(Items from an interface collection)

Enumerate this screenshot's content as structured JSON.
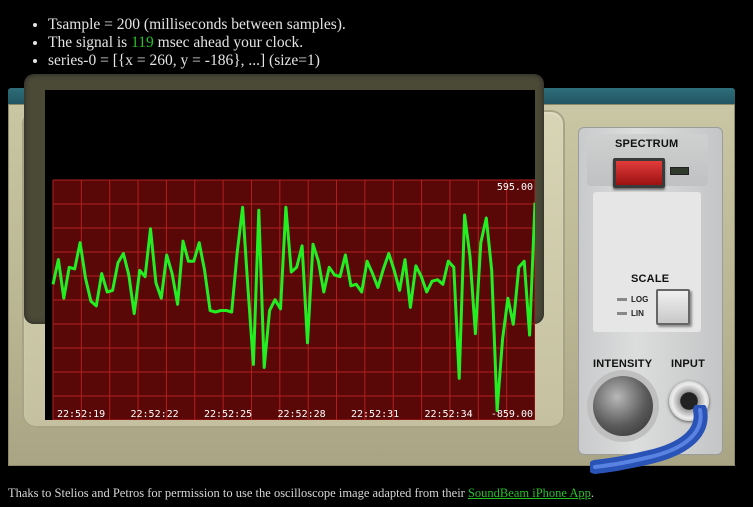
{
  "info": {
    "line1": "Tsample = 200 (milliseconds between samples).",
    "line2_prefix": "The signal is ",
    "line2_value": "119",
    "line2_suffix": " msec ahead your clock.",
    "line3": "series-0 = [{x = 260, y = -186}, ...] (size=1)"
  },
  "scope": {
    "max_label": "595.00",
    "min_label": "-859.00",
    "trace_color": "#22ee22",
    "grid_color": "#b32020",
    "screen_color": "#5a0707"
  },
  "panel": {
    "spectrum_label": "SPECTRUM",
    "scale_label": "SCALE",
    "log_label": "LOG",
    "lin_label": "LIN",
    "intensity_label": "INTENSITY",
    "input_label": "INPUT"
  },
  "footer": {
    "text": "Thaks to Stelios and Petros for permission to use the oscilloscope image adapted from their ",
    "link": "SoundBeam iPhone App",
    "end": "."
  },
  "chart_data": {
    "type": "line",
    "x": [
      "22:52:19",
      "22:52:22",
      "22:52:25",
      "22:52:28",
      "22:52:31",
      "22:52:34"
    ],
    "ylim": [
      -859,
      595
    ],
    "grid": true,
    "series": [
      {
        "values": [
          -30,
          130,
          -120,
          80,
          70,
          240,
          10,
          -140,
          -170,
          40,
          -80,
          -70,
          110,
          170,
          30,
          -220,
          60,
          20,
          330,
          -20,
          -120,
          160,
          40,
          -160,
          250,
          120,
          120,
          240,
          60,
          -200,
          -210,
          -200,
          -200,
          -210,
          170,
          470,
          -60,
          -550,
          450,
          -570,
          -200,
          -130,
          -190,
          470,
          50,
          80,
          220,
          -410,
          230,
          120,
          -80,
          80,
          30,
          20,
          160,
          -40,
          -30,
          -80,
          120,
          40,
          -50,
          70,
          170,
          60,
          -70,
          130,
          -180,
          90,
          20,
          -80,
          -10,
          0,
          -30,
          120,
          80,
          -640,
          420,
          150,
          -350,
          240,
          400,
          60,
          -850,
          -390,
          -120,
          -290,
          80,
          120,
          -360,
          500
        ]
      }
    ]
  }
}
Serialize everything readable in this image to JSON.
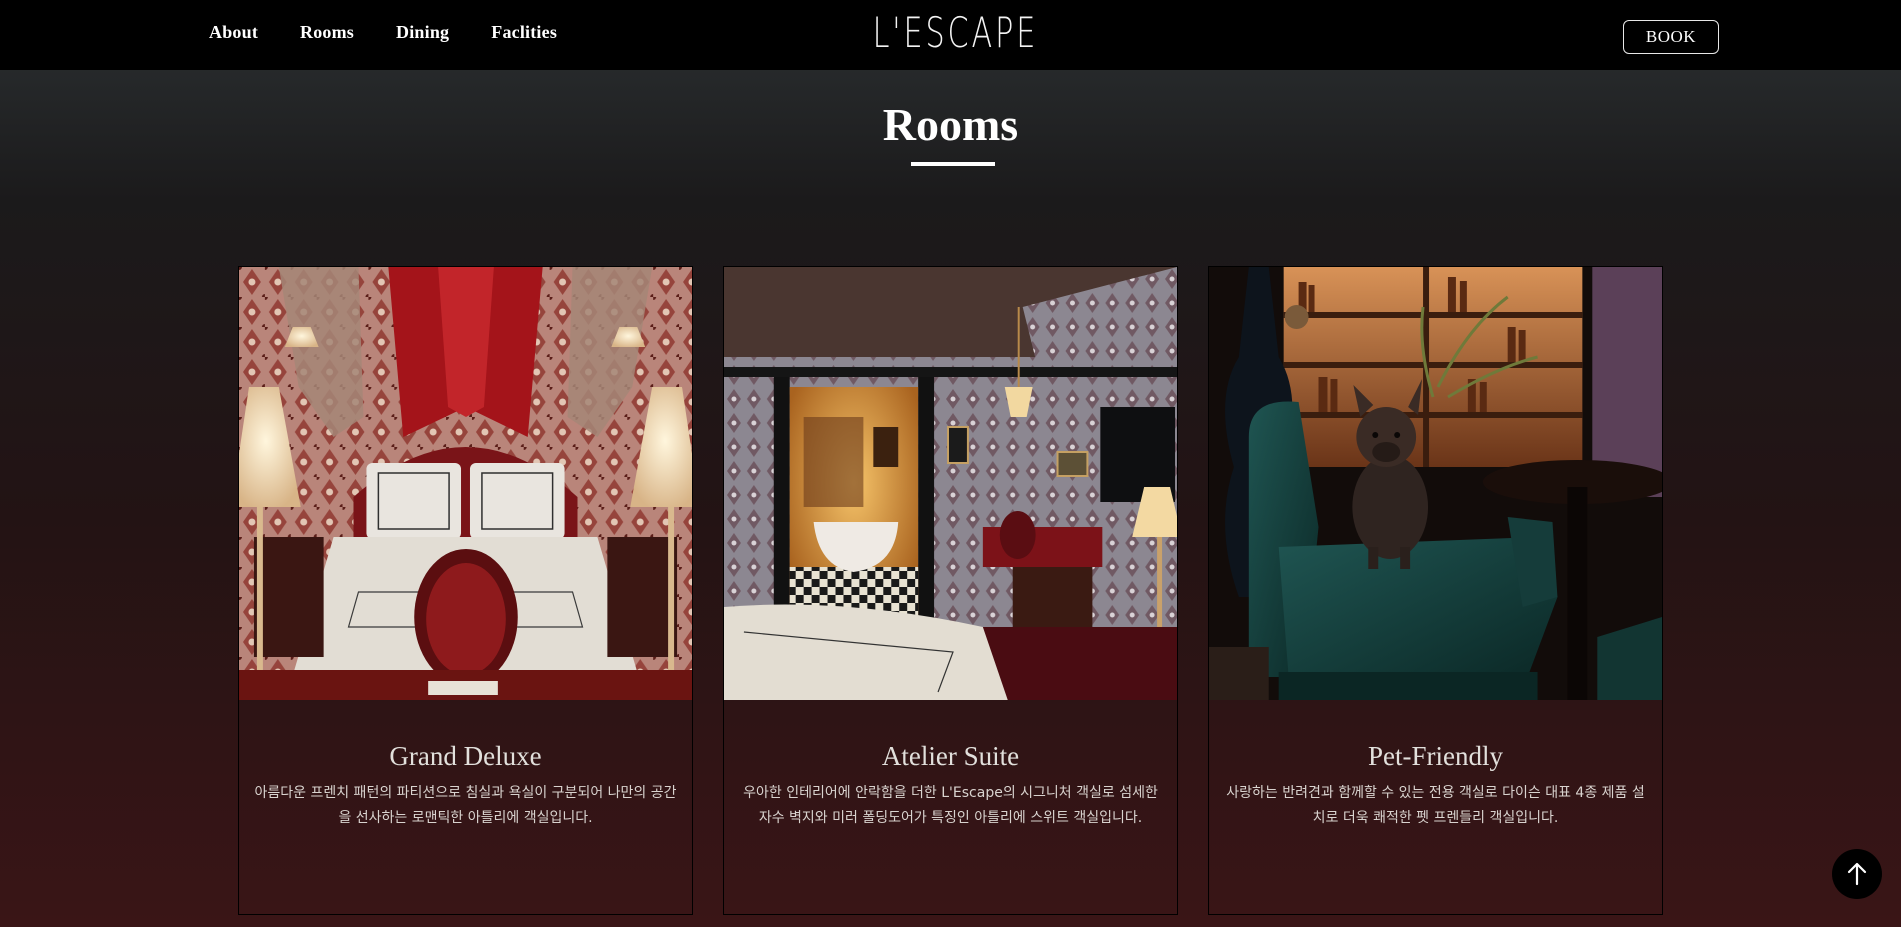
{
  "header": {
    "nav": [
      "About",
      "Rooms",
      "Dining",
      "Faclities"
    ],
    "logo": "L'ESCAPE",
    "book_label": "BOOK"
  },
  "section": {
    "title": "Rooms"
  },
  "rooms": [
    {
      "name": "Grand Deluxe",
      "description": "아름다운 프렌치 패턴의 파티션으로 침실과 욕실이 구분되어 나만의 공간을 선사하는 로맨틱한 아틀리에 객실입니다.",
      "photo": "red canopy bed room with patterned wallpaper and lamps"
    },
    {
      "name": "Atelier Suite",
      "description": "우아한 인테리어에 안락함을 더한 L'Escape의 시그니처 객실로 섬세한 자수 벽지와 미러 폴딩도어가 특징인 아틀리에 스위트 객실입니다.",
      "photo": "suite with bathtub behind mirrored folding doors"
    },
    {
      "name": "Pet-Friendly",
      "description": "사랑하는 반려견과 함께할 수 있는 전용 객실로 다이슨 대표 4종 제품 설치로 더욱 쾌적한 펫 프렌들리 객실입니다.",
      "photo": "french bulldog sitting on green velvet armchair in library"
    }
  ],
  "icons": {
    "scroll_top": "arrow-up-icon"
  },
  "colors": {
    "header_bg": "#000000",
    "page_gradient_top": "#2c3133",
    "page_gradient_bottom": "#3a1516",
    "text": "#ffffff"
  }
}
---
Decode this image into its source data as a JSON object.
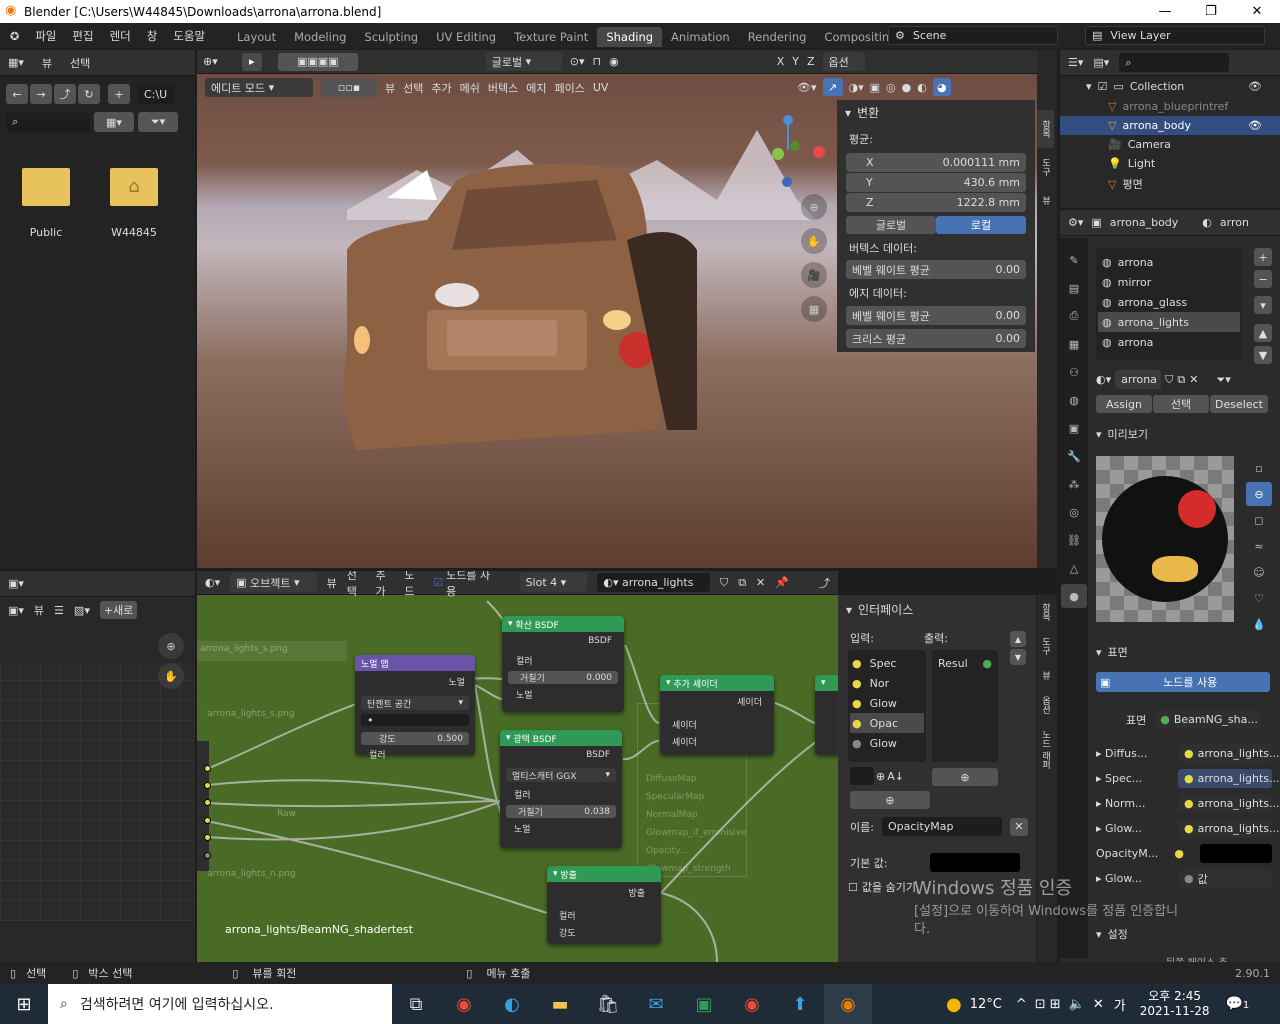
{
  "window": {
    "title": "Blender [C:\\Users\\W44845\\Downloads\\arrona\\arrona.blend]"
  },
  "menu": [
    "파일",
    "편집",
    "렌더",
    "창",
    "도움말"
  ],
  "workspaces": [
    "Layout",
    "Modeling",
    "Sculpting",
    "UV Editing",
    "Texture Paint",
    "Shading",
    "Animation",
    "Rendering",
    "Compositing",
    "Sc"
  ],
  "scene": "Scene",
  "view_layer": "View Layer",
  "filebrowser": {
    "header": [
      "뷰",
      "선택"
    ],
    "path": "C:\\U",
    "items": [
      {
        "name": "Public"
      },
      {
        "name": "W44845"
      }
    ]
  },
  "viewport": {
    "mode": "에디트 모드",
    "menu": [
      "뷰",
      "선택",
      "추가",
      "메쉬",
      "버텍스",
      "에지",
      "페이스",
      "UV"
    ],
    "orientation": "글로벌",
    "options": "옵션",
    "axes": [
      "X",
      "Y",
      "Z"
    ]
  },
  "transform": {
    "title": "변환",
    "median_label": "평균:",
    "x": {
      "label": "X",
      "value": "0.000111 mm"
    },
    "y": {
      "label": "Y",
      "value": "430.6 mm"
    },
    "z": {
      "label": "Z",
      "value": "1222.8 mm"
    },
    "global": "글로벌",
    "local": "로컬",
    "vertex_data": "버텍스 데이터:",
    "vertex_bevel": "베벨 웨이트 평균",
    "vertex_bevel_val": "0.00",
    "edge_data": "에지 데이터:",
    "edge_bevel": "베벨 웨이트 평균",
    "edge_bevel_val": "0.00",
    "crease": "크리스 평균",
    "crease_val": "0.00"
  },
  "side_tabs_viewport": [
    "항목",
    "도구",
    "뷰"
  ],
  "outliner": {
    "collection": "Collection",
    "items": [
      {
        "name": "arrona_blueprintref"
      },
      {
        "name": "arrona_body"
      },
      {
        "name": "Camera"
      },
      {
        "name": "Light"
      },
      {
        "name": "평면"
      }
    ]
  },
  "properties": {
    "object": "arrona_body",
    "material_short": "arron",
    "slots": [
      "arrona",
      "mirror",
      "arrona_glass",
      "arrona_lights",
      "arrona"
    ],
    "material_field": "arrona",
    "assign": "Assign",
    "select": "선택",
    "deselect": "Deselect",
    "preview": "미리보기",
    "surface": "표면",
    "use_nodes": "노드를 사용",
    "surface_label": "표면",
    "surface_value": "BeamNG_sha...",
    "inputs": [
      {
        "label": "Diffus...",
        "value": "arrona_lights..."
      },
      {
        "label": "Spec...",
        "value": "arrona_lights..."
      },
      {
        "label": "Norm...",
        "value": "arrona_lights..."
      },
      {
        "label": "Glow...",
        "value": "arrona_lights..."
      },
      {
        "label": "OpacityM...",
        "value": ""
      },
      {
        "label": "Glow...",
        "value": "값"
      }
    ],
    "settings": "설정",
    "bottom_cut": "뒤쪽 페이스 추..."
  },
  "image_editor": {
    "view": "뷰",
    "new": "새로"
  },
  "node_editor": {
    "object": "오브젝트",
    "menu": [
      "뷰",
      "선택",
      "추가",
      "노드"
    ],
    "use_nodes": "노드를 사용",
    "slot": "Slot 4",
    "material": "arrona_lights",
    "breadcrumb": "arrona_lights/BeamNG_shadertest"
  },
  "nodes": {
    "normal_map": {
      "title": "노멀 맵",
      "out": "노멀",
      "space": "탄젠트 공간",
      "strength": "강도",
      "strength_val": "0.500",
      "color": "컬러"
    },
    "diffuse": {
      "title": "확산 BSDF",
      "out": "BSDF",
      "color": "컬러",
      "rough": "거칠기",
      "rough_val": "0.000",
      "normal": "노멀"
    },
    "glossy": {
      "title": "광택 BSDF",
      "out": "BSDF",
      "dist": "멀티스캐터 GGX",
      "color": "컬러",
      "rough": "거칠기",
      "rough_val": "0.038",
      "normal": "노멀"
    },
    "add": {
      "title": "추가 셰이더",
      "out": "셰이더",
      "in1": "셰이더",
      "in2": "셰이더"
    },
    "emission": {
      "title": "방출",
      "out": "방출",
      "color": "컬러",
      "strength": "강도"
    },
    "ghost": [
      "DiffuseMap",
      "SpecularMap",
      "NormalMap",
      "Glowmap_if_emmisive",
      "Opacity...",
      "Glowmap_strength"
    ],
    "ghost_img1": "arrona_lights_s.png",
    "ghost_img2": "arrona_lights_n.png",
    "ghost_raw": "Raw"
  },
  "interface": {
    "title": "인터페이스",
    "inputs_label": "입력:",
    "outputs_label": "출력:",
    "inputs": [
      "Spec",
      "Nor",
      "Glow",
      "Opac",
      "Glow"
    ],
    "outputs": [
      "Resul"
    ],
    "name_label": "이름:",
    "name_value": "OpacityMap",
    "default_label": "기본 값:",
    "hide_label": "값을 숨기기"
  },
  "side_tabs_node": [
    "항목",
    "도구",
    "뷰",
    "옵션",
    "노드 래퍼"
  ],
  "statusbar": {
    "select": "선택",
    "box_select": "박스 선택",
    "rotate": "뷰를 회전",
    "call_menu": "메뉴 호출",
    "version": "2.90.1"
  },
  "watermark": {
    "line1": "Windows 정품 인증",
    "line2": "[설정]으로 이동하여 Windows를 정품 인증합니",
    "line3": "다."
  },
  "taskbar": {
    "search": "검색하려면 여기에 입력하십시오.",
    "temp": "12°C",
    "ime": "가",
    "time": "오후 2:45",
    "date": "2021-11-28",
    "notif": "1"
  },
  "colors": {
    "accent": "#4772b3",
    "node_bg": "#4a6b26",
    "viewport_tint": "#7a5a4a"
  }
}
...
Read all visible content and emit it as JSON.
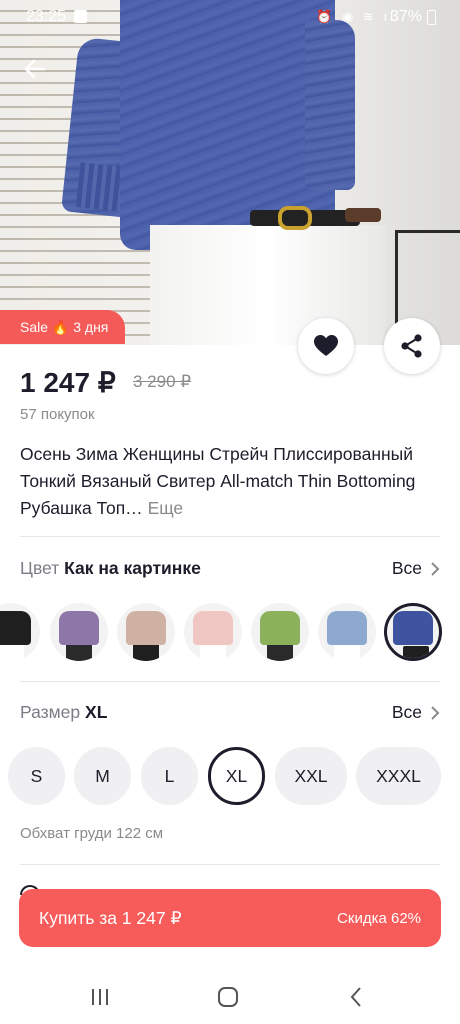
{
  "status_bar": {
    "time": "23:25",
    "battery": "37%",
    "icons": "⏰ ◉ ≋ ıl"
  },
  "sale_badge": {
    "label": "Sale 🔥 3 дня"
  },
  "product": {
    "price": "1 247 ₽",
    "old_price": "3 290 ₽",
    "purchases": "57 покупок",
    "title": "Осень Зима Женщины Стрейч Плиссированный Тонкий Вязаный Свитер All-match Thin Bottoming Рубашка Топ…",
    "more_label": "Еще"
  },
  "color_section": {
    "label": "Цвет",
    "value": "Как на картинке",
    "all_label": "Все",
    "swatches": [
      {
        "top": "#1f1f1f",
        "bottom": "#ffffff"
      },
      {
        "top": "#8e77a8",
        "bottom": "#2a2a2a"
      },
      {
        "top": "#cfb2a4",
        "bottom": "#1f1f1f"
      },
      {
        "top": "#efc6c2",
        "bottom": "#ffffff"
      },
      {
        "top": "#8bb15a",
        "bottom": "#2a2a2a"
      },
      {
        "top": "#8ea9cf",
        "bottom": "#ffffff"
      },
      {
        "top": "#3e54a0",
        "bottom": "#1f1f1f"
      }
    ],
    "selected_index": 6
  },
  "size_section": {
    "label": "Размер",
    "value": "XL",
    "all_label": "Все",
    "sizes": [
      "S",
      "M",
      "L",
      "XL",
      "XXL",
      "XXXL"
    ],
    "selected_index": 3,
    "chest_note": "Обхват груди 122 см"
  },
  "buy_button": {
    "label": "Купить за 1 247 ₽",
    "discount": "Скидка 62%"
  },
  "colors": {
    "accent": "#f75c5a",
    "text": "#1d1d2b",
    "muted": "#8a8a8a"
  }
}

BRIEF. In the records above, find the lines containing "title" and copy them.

TASK RESPONSE.
    "title": "Rooms"
    "title": "Blender [C:\\Users\\W44845\\Downloads\\arrona\\arrona.blend]"
    "title": "변환",
      "title": "노멀 맵",
      "title": "확산 BSDF",
      "title": "광택 BSDF",
      "title": "추가 셰이더",
      "title": "방출",
    "title": "인터페이스",
    "title": "Осень Зима Женщины Стрейч Плиссированный Тонкий Вязаный Свитер All-match Thin Bottoming Рубашка Топ…",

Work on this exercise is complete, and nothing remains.